ANOREXIA NERVOSA & TREATMENT
Definition: What is "Anorexia nervosa"?
Anorexia nervosa is a psychiatric disorder that describes an eating disorder, which is characterized by body image distortion & low body weight due to an obsessive fear of becoming fat or gaining weight. People with anorexia nervosa usually control their body weight by voluntary vomiting, purging, starving, extreme exercise & other weight control measures, such as taking diuretic drugs & diet pills. It usually affects adolescent females & only 10% of anorexia nervosa patients are male. Anorexia nervosa is an extremely complex disorder, involving neurobiological, sociological & psychological components.
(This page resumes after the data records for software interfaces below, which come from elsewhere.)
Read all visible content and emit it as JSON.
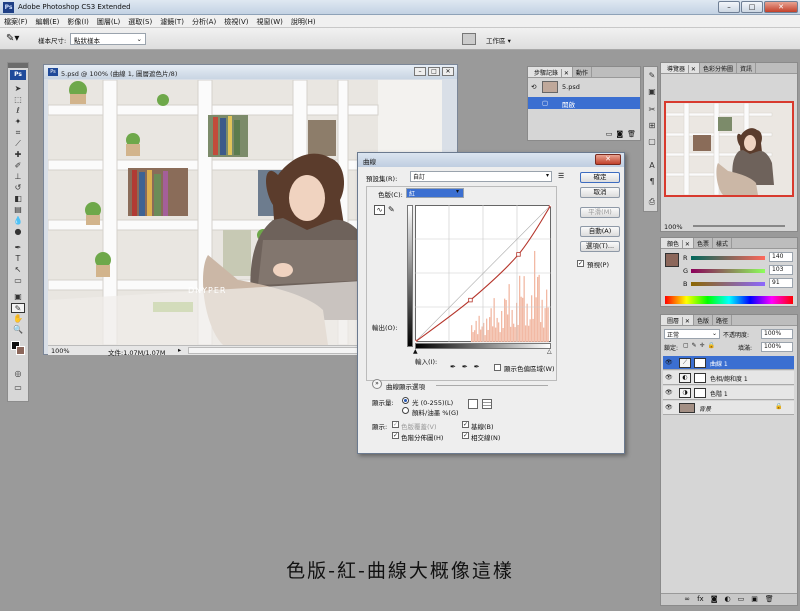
{
  "app": {
    "title": "Adobe Photoshop CS3 Extended"
  },
  "menu": [
    "檔案(F)",
    "編輯(E)",
    "影像(I)",
    "圖層(L)",
    "選取(S)",
    "濾鏡(T)",
    "分析(A)",
    "檢視(V)",
    "視窗(W)",
    "說明(H)"
  ],
  "options_bar": {
    "sample_size_label": "樣本尺寸:",
    "sample_size_value": "點狀樣本",
    "workspace": "工作區"
  },
  "document": {
    "title": "5.psd @ 100% (曲線 1, 圖層遮色片/8)",
    "zoom": "100%",
    "file_info": "文件:1.07M/1.07M",
    "watermark": "DNYPER"
  },
  "curves": {
    "title": "曲線",
    "preset_label": "預設集(R):",
    "preset_value": "自訂",
    "channel_label": "色版(C):",
    "channel_value": "紅",
    "output_label": "輸出(O):",
    "input_label": "輸入(I):",
    "show_clipping": "顯示色偏區域(W)",
    "buttons": {
      "ok": "確定",
      "cancel": "取消",
      "smooth": "平滑(M)",
      "auto": "自動(A)",
      "options": "選項(T)..."
    },
    "preview_label": "預視(P)",
    "display_options_title": "曲線顯示選項",
    "show_amount_label": "顯示量:",
    "light_option": "光 (0-255)(L)",
    "pigment_option": "顏料/油墨 %(G)",
    "show_label": "顯示:",
    "channel_overlays": "色版覆蓋(V)",
    "baseline": "基線(B)",
    "histogram": "色階分佈圖(H)",
    "intersection": "相交線(N)",
    "curve_points": [
      [
        0,
        0
      ],
      [
        104,
        78
      ],
      [
        194,
        163
      ],
      [
        255,
        255
      ]
    ]
  },
  "history_panel": {
    "tabs": [
      "步驟記錄",
      "動作"
    ],
    "document": "5.psd",
    "items": [
      "開啟"
    ]
  },
  "navigator_panel": {
    "tabs": [
      "導覽器",
      "色彩分佈圖",
      "資訊"
    ],
    "zoom": "100%"
  },
  "color_panel": {
    "tabs": [
      "顏色",
      "色票",
      "樣式"
    ],
    "r": "140",
    "g": "103",
    "b": "91",
    "swatch": "#8c675b",
    "r_label": "R",
    "g_label": "G",
    "b_label": "B"
  },
  "layers_panel": {
    "tabs": [
      "圖層",
      "色版",
      "路徑"
    ],
    "blend_mode": "正常",
    "opacity_label": "不透明度:",
    "opacity": "100%",
    "lock_label": "鎖定:",
    "fill_label": "填滿:",
    "fill": "100%",
    "layers": [
      {
        "name": "曲線 1",
        "selected": true
      },
      {
        "name": "色相/飽和度 1",
        "selected": false
      },
      {
        "name": "色階 1",
        "selected": false
      },
      {
        "name": "背景",
        "selected": false
      }
    ]
  },
  "caption": "色版-紅-曲線大概像這樣",
  "colors": {
    "accent": "#3b6fd1",
    "curve": "#b5352b",
    "histogram": "#f2b9a4"
  }
}
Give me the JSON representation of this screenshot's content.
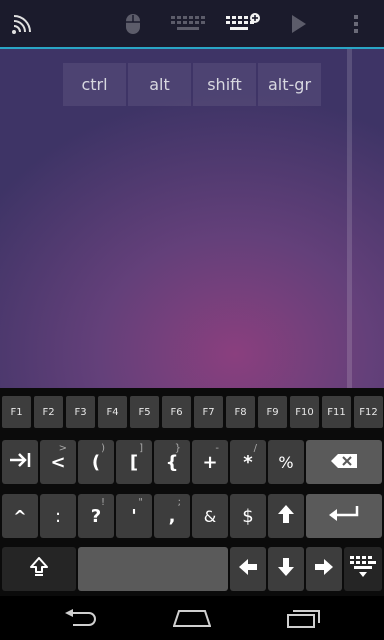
{
  "modifiers": [
    "ctrl",
    "alt",
    "shift",
    "alt-gr"
  ],
  "fkeys": [
    "F1",
    "F2",
    "F3",
    "F4",
    "F5",
    "F6",
    "F7",
    "F8",
    "F9",
    "F10",
    "F11",
    "F12"
  ],
  "row1": [
    {
      "label": "",
      "alt": ""
    },
    {
      "label": "<",
      "alt": ">"
    },
    {
      "label": "(",
      "alt": ")"
    },
    {
      "label": "[",
      "alt": "]"
    },
    {
      "label": "{",
      "alt": "}"
    },
    {
      "label": "+",
      "alt": "-"
    },
    {
      "label": "*",
      "alt": "/"
    },
    {
      "label": "%",
      "alt": ""
    },
    {
      "label": "",
      "alt": ""
    }
  ],
  "row2": [
    {
      "label": "^",
      "alt": ""
    },
    {
      "label": ":",
      "alt": ""
    },
    {
      "label": "?",
      "alt": "!"
    },
    {
      "label": "'",
      "alt": "\""
    },
    {
      "label": ",",
      "alt": ";"
    },
    {
      "label": "&",
      "alt": ""
    },
    {
      "label": "$",
      "alt": ""
    },
    {
      "label": "",
      "alt": ""
    },
    {
      "label": "",
      "alt": ""
    }
  ],
  "icons": {
    "wifi": "wifi-icon",
    "mouse": "mouse-icon",
    "keyboard": "keyboard-icon",
    "keyboard_add": "keyboard-add-icon",
    "play": "play-icon",
    "overflow": "overflow-menu-icon",
    "tab": "tab-key-icon",
    "backspace": "backspace-icon",
    "up": "arrow-up-icon",
    "enter": "enter-icon",
    "shift": "shift-icon",
    "left": "arrow-left-icon",
    "down": "arrow-down-icon",
    "right": "arrow-right-icon",
    "hide_keyboard": "hide-keyboard-icon",
    "nav_back": "nav-back-icon",
    "nav_home": "nav-home-icon",
    "nav_recent": "nav-recents-icon"
  }
}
Treatment: How to Treat "Anorexia nervosa"?
Since Anorexia nervosa can be fatal, the first line of treatment is weight gain. In serious cases of Anorexia nervosa, patients can be forced to hospital treatment. However, most cases of Anorexia nervosa can be treated as outpatients with treatments assigned by a physician, a psychiatrist & other mental health professionals.
There are physical, emotional, psychological, behavioral, interpersonal & social features present in those with anorexia nervosa. Physical symptoms of anorexia nervosa include changes in brain function, muscle weakness, heart failure, immune dysfunction, low phosphate levels & disturbed electrolyte balance, which may all lead to death. Individuals who develop anorexia nervosa before adolescence could suffer from stunted growth & low levels of hormones. Up to 50% of anorexia nervosa patients develop osteoporosis. Anorexia nervosa could cause extreme weight loss, stunted growth, endocrine disorder, decreased libido in both males & females, impotence in males, reduced metabolism, anemia, hypotension, hair thinning & zinc deficiency. Some patients could also develop tooth decay & suffer from dry skin, constipation, chapped lips, creaking bones, sunken eyes, pallid complexion, reduced immune system function, bitter fingernails & headaches. For those with extreme weight loss, anorexia nervosa could cause nerve deterioration, which could result in difficulty to move the feet. Psychological effects of Anorexia nervosa include perfectionism, distorted body imaged, OCD, obsessive thoughts about weight, self-evaluation, poor insight & refusal to accept that the patient's weight is dangerously low. Emotional effects of Anorexia nervosa include self-efficacy, extreme fear of obesity, mood swings & clinical depression. Patients with Anorexia nervosa could develop behavioral changes, such as fainting, excessive exercise, self-harm, suicidal attempts, substance abuse & aggressiveness to eating food.